Problem requirements. Each line of the material below should be reproduced exactly.

Records to use.
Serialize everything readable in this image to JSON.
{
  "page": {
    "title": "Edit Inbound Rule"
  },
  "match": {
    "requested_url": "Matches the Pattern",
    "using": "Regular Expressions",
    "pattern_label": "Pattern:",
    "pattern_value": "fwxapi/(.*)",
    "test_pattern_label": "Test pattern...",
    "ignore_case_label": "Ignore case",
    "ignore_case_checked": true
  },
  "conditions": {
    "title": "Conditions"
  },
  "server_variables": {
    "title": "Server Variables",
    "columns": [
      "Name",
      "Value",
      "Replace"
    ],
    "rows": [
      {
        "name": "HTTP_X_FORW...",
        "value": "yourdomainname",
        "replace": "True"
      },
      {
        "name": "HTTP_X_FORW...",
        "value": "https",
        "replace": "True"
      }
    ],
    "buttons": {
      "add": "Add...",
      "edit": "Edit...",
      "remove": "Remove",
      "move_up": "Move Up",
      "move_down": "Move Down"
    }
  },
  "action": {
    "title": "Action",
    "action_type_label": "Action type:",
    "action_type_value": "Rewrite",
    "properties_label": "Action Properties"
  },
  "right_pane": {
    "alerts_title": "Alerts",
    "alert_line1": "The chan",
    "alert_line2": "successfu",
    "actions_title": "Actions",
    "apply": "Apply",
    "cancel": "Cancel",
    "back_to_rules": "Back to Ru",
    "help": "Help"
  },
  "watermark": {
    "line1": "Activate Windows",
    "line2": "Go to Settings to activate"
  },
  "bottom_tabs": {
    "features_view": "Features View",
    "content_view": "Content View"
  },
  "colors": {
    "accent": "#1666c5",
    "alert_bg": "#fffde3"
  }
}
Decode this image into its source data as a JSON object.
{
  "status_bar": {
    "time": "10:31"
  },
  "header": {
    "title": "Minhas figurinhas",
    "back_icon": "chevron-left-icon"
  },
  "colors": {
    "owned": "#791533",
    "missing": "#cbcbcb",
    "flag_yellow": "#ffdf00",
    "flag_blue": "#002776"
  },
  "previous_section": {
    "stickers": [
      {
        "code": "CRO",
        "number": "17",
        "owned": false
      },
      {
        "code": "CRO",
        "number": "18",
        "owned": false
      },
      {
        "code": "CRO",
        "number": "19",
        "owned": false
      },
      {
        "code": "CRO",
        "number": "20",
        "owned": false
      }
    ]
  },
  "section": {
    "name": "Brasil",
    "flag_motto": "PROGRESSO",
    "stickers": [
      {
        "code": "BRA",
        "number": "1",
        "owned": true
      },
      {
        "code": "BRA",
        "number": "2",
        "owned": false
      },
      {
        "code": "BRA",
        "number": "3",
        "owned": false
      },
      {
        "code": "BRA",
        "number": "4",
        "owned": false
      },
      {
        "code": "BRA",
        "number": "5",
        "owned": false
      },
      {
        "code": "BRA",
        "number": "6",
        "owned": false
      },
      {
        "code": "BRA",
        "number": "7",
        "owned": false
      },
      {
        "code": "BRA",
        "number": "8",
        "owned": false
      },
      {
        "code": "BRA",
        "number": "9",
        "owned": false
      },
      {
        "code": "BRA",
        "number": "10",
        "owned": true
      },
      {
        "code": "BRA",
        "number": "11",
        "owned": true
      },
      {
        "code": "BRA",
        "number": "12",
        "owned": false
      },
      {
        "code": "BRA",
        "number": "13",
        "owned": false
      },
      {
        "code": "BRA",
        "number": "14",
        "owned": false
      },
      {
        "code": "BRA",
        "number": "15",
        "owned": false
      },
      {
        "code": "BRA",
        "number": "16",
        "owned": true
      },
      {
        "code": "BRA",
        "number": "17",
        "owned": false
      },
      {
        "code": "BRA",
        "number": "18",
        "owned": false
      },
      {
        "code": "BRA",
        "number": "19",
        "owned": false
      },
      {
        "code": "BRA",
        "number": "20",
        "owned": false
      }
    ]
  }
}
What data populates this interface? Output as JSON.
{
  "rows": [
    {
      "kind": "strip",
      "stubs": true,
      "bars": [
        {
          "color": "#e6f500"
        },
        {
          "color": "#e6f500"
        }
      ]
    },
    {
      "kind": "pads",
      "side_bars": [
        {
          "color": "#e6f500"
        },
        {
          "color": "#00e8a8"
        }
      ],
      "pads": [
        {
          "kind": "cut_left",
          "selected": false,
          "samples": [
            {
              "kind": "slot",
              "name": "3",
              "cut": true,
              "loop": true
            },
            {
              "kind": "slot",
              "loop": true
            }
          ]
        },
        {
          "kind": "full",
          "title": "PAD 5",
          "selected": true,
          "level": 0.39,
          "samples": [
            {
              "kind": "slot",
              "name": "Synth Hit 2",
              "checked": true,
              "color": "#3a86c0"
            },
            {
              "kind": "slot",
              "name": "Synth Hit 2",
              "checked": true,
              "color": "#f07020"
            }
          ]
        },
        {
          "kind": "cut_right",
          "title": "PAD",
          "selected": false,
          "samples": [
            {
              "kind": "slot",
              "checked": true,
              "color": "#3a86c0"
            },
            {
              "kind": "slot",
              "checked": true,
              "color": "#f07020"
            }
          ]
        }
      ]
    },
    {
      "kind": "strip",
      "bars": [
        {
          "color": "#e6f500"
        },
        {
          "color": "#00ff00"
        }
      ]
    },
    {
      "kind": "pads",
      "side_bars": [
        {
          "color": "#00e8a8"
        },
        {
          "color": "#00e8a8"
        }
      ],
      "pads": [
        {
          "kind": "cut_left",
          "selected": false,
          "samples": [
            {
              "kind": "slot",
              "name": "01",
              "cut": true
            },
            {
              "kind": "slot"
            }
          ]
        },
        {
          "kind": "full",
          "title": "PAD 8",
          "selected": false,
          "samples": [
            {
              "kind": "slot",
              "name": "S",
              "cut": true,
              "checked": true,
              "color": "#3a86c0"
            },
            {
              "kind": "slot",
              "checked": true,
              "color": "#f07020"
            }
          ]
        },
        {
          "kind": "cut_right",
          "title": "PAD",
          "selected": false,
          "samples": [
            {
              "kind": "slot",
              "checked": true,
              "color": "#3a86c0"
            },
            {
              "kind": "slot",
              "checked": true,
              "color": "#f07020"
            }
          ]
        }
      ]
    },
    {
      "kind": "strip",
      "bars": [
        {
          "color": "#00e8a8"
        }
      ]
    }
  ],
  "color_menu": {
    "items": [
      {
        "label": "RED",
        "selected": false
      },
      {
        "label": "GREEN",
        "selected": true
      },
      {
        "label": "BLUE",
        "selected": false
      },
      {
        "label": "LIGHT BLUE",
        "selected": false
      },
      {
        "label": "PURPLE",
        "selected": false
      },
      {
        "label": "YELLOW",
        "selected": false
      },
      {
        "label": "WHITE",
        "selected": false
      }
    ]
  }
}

Exercise output.
Serialize everything readable in this image to JSON.
{
  "page": {
    "title": "Edit Inbound Rule"
  },
  "match": {
    "requested_url": "Matches the Pattern",
    "using": "Regular Expressions",
    "pattern_label": "Pattern:",
    "pattern_value": "fwxapi/(.*)",
    "test_pattern_label": "Test pattern...",
    "ignore_case_label": "Ignore case",
    "ignore_case_checked": true
  },
  "conditions": {
    "title": "Conditions"
  },
  "server_variables": {
    "title": "Server Variables",
    "columns": [
      "Name",
      "Value",
      "Replace"
    ],
    "rows": [
      {
        "name": "HTTP_X_FORW...",
        "value": "yourdomainname",
        "replace": "True"
      },
      {
        "name": "HTTP_X_FORW...",
        "value": "https",
        "replace": "True"
      }
    ],
    "buttons": {
      "add": "Add...",
      "edit": "Edit...",
      "remove": "Remove",
      "move_up": "Move Up",
      "move_down": "Move Down"
    }
  },
  "action": {
    "title": "Action",
    "action_type_label": "Action type:",
    "action_type_value": "Rewrite",
    "properties_label": "Action Properties"
  },
  "right_pane": {
    "alerts_title": "Alerts",
    "alert_line1": "The chan",
    "alert_line2": "successfu",
    "actions_title": "Actions",
    "apply": "Apply",
    "cancel": "Cancel",
    "back_to_rules": "Back to Ru",
    "help": "Help"
  },
  "watermark": {
    "line1": "Activate Windows",
    "line2": "Go to Settings to activate"
  },
  "bottom_tabs": {
    "features_view": "Features View",
    "content_view": "Content View"
  },
  "colors": {
    "accent": "#1666c5",
    "alert_bg": "#fffde3"
  }
}
Decode this image into its source data as a JSON object.
{
  "status_bar": {
    "time": "10:31"
  },
  "header": {
    "title": "Minhas figurinhas",
    "back_icon": "chevron-left-icon"
  },
  "colors": {
    "owned": "#791533",
    "missing": "#cbcbcb",
    "flag_yellow": "#ffdf00",
    "flag_blue": "#002776"
  },
  "previous_section": {
    "stickers": [
      {
        "code": "CRO",
        "number": "17",
        "owned": false
      },
      {
        "code": "CRO",
        "number": "18",
        "owned": false
      },
      {
        "code": "CRO",
        "number": "19",
        "owned": false
      },
      {
        "code": "CRO",
        "number": "20",
        "owned": false
      }
    ]
  },
  "section": {
    "name": "Brasil",
    "flag_motto": "PROGRESSO",
    "stickers": [
      {
        "code": "BRA",
        "number": "1",
        "owned": true
      },
      {
        "code": "BRA",
        "number": "2",
        "owned": false
      },
      {
        "code": "BRA",
        "number": "3",
        "owned": false
      },
      {
        "code": "BRA",
        "number": "4",
        "owned": false
      },
      {
        "code": "BRA",
        "number": "5",
        "owned": false
      },
      {
        "code": "BRA",
        "number": "6",
        "owned": false
      },
      {
        "code": "BRA",
        "number": "7",
        "owned": false
      },
      {
        "code": "BRA",
        "number": "8",
        "owned": false
      },
      {
        "code": "BRA",
        "number": "9",
        "owned": false
      },
      {
        "code": "BRA",
        "number": "10",
        "owned": true
      },
      {
        "code": "BRA",
        "number": "11",
        "owned": true
      },
      {
        "code": "BRA",
        "number": "12",
        "owned": false
      },
      {
        "code": "BRA",
        "number": "13",
        "owned": false
      },
      {
        "code": "BRA",
        "number": "14",
        "owned": false
      },
      {
        "code": "BRA",
        "number": "15",
        "owned": false
      },
      {
        "code": "BRA",
        "number": "16",
        "owned": true
      },
      {
        "code": "BRA",
        "number": "17",
        "owned": false
      },
      {
        "code": "BRA",
        "number": "18",
        "owned": false
      },
      {
        "code": "BRA",
        "number": "19",
        "owned": false
      },
      {
        "code": "BRA",
        "number": "20",
        "owned": false
      }
    ]
  }
}
What data populates this interface? Output as JSON.
{
  "rows": [
    {
      "kind": "strip",
      "stubs": true,
      "bars": [
        {
          "color": "#e6f500"
        },
        {
          "color": "#e6f500"
        }
      ]
    },
    {
      "kind": "pads",
      "side_bars": [
        {
          "color": "#e6f500"
        },
        {
          "color": "#00e8a8"
        }
      ],
      "pads": [
        {
          "kind": "cut_left",
          "selected": false,
          "samples": [
            {
              "kind": "slot",
              "name": "3",
              "cut": true,
              "loop": true
            },
            {
              "kind": "slot",
              "loop": true
            }
          ]
        },
        {
          "kind": "full",
          "title": "PAD 5",
          "selected": true,
          "level": 0.39,
          "samples": [
            {
              "kind": "slot",
              "name": "Synth Hit 2",
              "checked": true,
              "color": "#3a86c0"
            },
            {
              "kind": "slot",
              "name": "Synth Hit 2",
              "checked": true,
              "color": "#f07020"
            }
          ]
        },
        {
          "kind": "cut_right",
          "title": "PAD",
          "selected": false,
          "samples": [
            {
              "kind": "slot",
              "checked": true,
              "color": "#3a86c0"
            },
            {
              "kind": "slot",
              "checked": true,
              "color": "#f07020"
            }
          ]
        }
      ]
    },
    {
      "kind": "strip",
      "bars": [
        {
          "color": "#e6f500"
        },
        {
          "color": "#00ff00"
        }
      ]
    },
    {
      "kind": "pads",
      "side_bars": [
        {
          "color": "#00e8a8"
        },
        {
          "color": "#00e8a8"
        }
      ],
      "pads": [
        {
          "kind": "cut_left",
          "selected": false,
          "samples": [
            {
              "kind": "slot",
              "name": "01",
              "cut": true
            },
            {
              "kind": "slot"
            }
          ]
        },
        {
          "kind": "full",
          "title": "PAD 8",
          "selected": false,
          "samples": [
            {
              "kind": "slot",
              "name": "S",
              "cut": true,
              "checked": true,
              "color": "#3a86c0"
            },
            {
              "kind": "slot",
              "checked": true,
              "color": "#f07020"
            }
          ]
        },
        {
          "kind": "cut_right",
          "title": "PAD",
          "selected": false,
          "samples": [
            {
              "kind": "slot",
              "checked": true,
              "color": "#3a86c0"
            },
            {
              "kind": "slot",
              "checked": true,
              "color": "#f07020"
            }
          ]
        }
      ]
    },
    {
      "kind": "strip",
      "bars": [
        {
          "color": "#00e8a8"
        }
      ]
    }
  ],
  "color_menu": {
    "items": [
      {
        "label": "RED",
        "selected": false
      },
      {
        "label": "GREEN",
        "selected": true
      },
      {
        "label": "BLUE",
        "selected": false
      },
      {
        "label": "LIGHT BLUE",
        "selected": false
      },
      {
        "label": "PURPLE",
        "selected": false
      },
      {
        "label": "YELLOW",
        "selected": false
      },
      {
        "label": "WHITE",
        "selected": false
      }
    ]
  }
}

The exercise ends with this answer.